Being in the sun overtime, even without burning, can lead to skin cancer. A tan is the body’s attempt to protect itself from the sun’s harmful rays.

Anisha Nicholson, 20, a senior physical therapy major from Long Beach, Calif., complains of sunburn often. She plays volleyball for the university. Often, her coach will ask the team to train outside in the sun.

“I don’t think he (coach Tony Trifonov) realizes what two or three hours in the sun can do to your skin,” Nicholson said. Although Nicholson hasn’t had any symptoms of skin cancer or sunspots, she is still very cautious.

“I usually put on sunblock before I go to practice just in case,” she said. “But I do wear it every day because it is in my makeup.”

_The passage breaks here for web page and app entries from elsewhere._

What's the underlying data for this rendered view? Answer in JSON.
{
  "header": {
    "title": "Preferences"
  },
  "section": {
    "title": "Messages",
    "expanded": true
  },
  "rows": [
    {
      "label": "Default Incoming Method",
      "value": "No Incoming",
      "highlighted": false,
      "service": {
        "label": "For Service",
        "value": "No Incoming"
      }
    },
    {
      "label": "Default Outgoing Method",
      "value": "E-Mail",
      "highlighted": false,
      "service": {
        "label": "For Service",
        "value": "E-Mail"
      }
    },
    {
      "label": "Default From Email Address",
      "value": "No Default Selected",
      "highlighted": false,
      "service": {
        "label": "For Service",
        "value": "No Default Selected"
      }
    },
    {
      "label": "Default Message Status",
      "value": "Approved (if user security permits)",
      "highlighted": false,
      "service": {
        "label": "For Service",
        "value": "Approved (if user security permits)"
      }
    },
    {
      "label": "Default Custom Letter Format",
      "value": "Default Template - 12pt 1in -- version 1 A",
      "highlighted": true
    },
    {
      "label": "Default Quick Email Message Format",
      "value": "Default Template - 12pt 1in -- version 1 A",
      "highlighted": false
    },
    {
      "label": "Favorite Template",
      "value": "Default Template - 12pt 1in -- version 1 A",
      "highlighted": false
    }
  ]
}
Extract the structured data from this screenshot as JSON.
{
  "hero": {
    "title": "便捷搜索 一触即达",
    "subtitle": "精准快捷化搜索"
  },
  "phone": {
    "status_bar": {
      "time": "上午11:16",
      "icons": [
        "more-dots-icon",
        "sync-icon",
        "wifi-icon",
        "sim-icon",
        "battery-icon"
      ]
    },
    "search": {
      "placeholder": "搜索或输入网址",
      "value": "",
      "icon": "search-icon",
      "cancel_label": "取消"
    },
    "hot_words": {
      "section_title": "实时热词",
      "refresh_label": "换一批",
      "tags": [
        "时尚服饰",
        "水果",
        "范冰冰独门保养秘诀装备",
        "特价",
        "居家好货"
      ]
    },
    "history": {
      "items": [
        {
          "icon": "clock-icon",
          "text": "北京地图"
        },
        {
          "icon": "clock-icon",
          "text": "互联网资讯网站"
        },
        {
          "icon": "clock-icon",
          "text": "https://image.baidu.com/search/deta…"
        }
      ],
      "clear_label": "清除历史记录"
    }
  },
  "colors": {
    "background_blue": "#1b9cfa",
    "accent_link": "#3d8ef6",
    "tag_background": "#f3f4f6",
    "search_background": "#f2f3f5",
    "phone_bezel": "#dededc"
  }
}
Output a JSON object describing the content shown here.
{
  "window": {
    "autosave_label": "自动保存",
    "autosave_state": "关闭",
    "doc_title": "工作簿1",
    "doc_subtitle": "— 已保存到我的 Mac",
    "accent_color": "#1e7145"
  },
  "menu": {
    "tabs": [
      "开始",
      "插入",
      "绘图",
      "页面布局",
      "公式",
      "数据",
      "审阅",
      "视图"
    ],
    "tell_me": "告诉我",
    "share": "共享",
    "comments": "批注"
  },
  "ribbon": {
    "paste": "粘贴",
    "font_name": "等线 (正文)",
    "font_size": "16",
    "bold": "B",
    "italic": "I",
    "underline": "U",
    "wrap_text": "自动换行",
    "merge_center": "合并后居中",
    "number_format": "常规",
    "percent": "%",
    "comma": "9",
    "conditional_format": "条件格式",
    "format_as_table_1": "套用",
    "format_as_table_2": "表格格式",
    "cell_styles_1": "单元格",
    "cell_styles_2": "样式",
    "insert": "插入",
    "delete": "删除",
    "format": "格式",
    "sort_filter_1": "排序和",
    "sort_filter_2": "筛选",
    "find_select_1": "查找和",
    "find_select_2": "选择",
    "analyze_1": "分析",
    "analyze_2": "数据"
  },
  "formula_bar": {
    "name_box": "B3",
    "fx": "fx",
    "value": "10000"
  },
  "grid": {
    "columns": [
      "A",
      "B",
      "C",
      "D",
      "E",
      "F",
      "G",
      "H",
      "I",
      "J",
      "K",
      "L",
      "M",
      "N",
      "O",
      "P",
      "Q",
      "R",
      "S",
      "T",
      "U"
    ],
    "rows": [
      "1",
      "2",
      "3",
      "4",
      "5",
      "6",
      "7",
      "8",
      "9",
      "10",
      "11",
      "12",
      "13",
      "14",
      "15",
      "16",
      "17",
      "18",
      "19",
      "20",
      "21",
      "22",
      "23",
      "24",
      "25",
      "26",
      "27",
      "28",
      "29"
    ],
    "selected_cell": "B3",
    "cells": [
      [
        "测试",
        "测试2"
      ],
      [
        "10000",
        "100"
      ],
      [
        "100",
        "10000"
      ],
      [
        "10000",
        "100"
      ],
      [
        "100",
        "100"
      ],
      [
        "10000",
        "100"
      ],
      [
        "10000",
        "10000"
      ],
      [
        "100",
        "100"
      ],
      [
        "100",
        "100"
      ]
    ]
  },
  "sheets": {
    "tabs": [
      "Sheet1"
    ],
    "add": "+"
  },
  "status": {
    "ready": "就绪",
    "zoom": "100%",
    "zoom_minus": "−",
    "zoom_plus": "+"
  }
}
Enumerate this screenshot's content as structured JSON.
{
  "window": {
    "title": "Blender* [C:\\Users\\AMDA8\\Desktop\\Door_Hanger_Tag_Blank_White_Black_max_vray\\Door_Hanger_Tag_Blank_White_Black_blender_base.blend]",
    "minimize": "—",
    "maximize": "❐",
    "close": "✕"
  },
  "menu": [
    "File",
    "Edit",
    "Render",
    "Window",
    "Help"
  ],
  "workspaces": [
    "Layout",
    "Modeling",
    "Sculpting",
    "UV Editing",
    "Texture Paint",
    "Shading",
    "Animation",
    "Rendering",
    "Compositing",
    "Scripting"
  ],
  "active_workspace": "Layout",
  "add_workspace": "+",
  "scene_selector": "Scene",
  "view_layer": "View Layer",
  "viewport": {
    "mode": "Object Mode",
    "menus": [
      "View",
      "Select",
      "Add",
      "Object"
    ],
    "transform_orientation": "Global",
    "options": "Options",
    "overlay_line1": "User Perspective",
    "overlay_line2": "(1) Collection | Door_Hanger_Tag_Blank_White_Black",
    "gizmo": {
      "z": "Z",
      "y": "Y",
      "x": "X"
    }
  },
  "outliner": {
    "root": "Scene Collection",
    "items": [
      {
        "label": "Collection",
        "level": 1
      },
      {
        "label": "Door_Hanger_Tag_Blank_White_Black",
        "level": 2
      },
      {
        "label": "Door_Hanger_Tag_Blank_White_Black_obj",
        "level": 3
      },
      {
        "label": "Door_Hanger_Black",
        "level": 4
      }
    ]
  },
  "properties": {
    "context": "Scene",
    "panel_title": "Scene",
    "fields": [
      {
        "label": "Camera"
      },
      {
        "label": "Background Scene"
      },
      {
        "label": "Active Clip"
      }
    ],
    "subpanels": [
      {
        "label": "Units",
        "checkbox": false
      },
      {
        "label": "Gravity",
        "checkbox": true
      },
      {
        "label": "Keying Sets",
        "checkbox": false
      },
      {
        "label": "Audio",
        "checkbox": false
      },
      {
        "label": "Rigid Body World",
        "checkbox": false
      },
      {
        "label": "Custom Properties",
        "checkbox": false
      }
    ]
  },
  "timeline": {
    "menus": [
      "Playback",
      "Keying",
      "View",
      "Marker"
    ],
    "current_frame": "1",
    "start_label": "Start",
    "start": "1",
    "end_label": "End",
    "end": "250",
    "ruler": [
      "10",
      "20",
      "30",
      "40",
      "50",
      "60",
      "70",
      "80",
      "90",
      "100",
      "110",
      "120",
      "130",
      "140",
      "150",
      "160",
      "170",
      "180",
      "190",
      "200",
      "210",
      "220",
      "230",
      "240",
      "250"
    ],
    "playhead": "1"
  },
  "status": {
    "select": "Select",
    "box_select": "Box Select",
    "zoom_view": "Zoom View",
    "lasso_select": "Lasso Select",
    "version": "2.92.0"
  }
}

According to the American Cancer Society, the number of skin cancer cases has risen in the United States in the last few decades. Studies show that more than one million cases of skin cancer will be diagnosed this year alone.

According to the Centers for Disease Control in Atlanta, skin cancer is the most common type of cancer in the United States.

The Food and Drug Administration made these guidelines to help protect the health of consumers:

Put a sunscreen of at least SPF 15 on your skin 15 to 30 minutes before going outside.

Be sure to put sunscreen on your eyelids, lips, nose, ears, neck, hands and feet.

Continue to put on more sunscreen while you’re in the sun. Read the label to see how often to put it on.

Do not use a sunscreen on babies under 6 months old.

On children older than 6 months, use a sunscreen every time they go out.

Wear a hat, preferably with a wide brim, to help shade the neck, ears, eyes and head.

Wear sunglasses that block 99 to 100 percent of the sun’s rays.

Cover up with loose, lightweight, long-sleeved shirts and long pants or long skirts when in the sun.

Avoid artificial tanning methods. This includes sunlamps and tanning beds, as well as tanning pills and tanning makeup.

Check skin regularly for signs of skin cancer (e.g., scars, rashes, etc.)